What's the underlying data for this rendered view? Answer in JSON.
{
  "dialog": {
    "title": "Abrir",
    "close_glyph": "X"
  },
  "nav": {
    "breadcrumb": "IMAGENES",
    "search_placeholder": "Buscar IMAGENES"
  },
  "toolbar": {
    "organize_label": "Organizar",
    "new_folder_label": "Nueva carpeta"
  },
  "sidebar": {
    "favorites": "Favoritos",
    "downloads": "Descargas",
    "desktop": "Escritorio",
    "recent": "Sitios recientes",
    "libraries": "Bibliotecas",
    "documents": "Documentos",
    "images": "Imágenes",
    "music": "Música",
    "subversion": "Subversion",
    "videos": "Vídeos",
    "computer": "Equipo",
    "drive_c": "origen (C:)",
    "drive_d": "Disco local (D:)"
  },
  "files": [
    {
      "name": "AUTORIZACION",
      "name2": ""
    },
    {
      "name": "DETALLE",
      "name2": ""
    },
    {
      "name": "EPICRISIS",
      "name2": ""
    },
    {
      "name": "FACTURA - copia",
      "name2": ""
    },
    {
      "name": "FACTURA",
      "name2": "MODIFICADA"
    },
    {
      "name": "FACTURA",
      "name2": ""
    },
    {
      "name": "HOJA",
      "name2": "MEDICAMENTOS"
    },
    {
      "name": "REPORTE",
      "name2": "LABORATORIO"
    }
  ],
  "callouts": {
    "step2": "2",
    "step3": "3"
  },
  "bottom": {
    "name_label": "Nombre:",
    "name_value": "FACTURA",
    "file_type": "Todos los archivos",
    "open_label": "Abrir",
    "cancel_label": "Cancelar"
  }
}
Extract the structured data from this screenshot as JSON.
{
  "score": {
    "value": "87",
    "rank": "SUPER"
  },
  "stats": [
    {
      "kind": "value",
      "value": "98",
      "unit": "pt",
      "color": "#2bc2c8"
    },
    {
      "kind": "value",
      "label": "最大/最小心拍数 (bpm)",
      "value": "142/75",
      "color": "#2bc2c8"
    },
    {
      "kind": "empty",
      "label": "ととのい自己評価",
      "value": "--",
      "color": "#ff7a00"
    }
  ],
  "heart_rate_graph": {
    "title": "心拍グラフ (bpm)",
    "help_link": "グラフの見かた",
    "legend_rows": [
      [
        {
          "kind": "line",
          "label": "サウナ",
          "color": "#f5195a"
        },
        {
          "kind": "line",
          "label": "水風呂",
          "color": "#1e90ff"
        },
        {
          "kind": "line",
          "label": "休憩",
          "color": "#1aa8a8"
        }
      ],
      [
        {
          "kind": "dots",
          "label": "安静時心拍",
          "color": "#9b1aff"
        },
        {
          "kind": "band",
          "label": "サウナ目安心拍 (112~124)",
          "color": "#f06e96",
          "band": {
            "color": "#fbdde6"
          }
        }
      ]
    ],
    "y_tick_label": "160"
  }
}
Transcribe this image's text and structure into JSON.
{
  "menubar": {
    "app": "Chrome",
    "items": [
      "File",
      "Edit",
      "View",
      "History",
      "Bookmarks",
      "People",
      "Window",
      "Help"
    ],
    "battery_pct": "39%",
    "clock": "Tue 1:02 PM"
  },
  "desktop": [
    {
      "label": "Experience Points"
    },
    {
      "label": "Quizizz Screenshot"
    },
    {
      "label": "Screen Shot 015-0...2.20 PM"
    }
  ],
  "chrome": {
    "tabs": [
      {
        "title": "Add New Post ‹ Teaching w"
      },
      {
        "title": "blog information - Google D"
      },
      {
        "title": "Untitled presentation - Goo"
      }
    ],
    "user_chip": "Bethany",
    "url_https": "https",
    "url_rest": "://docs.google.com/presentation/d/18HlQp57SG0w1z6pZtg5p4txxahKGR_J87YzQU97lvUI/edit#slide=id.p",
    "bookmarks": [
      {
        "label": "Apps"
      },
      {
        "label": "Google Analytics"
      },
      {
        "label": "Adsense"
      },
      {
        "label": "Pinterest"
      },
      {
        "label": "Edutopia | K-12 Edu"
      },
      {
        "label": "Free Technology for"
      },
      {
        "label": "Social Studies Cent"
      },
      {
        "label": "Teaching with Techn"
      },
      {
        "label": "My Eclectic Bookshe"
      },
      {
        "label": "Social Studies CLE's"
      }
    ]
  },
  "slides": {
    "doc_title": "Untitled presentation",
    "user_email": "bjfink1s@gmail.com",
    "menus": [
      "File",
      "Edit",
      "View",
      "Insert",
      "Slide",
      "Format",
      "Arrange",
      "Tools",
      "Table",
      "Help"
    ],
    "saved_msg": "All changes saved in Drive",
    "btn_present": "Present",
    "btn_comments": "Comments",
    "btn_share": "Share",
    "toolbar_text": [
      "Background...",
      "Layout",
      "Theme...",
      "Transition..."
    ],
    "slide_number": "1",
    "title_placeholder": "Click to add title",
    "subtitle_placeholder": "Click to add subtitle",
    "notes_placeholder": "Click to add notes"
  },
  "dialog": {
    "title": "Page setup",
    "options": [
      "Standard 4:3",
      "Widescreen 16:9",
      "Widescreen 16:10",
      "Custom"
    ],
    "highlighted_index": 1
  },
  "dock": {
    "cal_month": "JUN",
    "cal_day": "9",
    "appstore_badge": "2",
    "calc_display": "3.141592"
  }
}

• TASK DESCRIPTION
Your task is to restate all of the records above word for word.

• FINAL ANSWER
What's the underlying data for this rendered view? Answer in JSON.
{
  "dialog": {
    "title": "Abrir",
    "close_glyph": "X"
  },
  "nav": {
    "breadcrumb": "IMAGENES",
    "search_placeholder": "Buscar IMAGENES"
  },
  "toolbar": {
    "organize_label": "Organizar",
    "new_folder_label": "Nueva carpeta"
  },
  "sidebar": {
    "favorites": "Favoritos",
    "downloads": "Descargas",
    "desktop": "Escritorio",
    "recent": "Sitios recientes",
    "libraries": "Bibliotecas",
    "documents": "Documentos",
    "images": "Imágenes",
    "music": "Música",
    "subversion": "Subversion",
    "videos": "Vídeos",
    "computer": "Equipo",
    "drive_c": "origen (C:)",
    "drive_d": "Disco local (D:)"
  },
  "files": [
    {
      "name": "AUTORIZACION",
      "name2": ""
    },
    {
      "name": "DETALLE",
      "name2": ""
    },
    {
      "name": "EPICRISIS",
      "name2": ""
    },
    {
      "name": "FACTURA - copia",
      "name2": ""
    },
    {
      "name": "FACTURA",
      "name2": "MODIFICADA"
    },
    {
      "name": "FACTURA",
      "name2": ""
    },
    {
      "name": "HOJA",
      "name2": "MEDICAMENTOS"
    },
    {
      "name": "REPORTE",
      "name2": "LABORATORIO"
    }
  ],
  "callouts": {
    "step2": "2",
    "step3": "3"
  },
  "bottom": {
    "name_label": "Nombre:",
    "name_value": "FACTURA",
    "file_type": "Todos los archivos",
    "open_label": "Abrir",
    "cancel_label": "Cancelar"
  }
}
Extract the structured data from this screenshot as JSON.
{
  "score": {
    "value": "87",
    "rank": "SUPER"
  },
  "stats": [
    {
      "kind": "value",
      "value": "98",
      "unit": "pt",
      "color": "#2bc2c8"
    },
    {
      "kind": "value",
      "label": "最大/最小心拍数 (bpm)",
      "value": "142/75",
      "color": "#2bc2c8"
    },
    {
      "kind": "empty",
      "label": "ととのい自己評価",
      "value": "--",
      "color": "#ff7a00"
    }
  ],
  "heart_rate_graph": {
    "title": "心拍グラフ (bpm)",
    "help_link": "グラフの見かた",
    "legend_rows": [
      [
        {
          "kind": "line",
          "label": "サウナ",
          "color": "#f5195a"
        },
        {
          "kind": "line",
          "label": "水風呂",
          "color": "#1e90ff"
        },
        {
          "kind": "line",
          "label": "休憩",
          "color": "#1aa8a8"
        }
      ],
      [
        {
          "kind": "dots",
          "label": "安静時心拍",
          "color": "#9b1aff"
        },
        {
          "kind": "band",
          "label": "サウナ目安心拍 (112~124)",
          "color": "#f06e96",
          "band": {
            "color": "#fbdde6"
          }
        }
      ]
    ],
    "y_tick_label": "160"
  }
}
Transcribe this image's text and structure into JSON.
{
  "menubar": {
    "app": "Chrome",
    "items": [
      "File",
      "Edit",
      "View",
      "History",
      "Bookmarks",
      "People",
      "Window",
      "Help"
    ],
    "battery_pct": "39%",
    "clock": "Tue 1:02 PM"
  },
  "desktop": [
    {
      "label": "Experience Points"
    },
    {
      "label": "Quizizz Screenshot"
    },
    {
      "label": "Screen Shot 015-0...2.20 PM"
    }
  ],
  "chrome": {
    "tabs": [
      {
        "title": "Add New Post ‹ Teaching w"
      },
      {
        "title": "blog information - Google D"
      },
      {
        "title": "Untitled presentation - Goo"
      }
    ],
    "user_chip": "Bethany",
    "url_https": "https",
    "url_rest": "://docs.google.com/presentation/d/18HlQp57SG0w1z6pZtg5p4txxahKGR_J87YzQU97lvUI/edit#slide=id.p",
    "bookmarks": [
      {
        "label": "Apps"
      },
      {
        "label": "Google Analytics"
      },
      {
        "label": "Adsense"
      },
      {
        "label": "Pinterest"
      },
      {
        "label": "Edutopia | K-12 Edu"
      },
      {
        "label": "Free Technology for"
      },
      {
        "label": "Social Studies Cent"
      },
      {
        "label": "Teaching with Techn"
      },
      {
        "label": "My Eclectic Bookshe"
      },
      {
        "label": "Social Studies CLE's"
      }
    ]
  },
  "slides": {
    "doc_title": "Untitled presentation",
    "user_email": "bjfink1s@gmail.com",
    "menus": [
      "File",
      "Edit",
      "View",
      "Insert",
      "Slide",
      "Format",
      "Arrange",
      "Tools",
      "Table",
      "Help"
    ],
    "saved_msg": "All changes saved in Drive",
    "btn_present": "Present",
    "btn_comments": "Comments",
    "btn_share": "Share",
    "toolbar_text": [
      "Background...",
      "Layout",
      "Theme...",
      "Transition..."
    ],
    "slide_number": "1",
    "title_placeholder": "Click to add title",
    "subtitle_placeholder": "Click to add subtitle",
    "notes_placeholder": "Click to add notes"
  },
  "dialog": {
    "title": "Page setup",
    "options": [
      "Standard 4:3",
      "Widescreen 16:9",
      "Widescreen 16:10",
      "Custom"
    ],
    "highlighted_index": 1
  },
  "dock": {
    "cal_month": "JUN",
    "cal_day": "9",
    "appstore_badge": "2",
    "calc_display": "3.141592"
  }
}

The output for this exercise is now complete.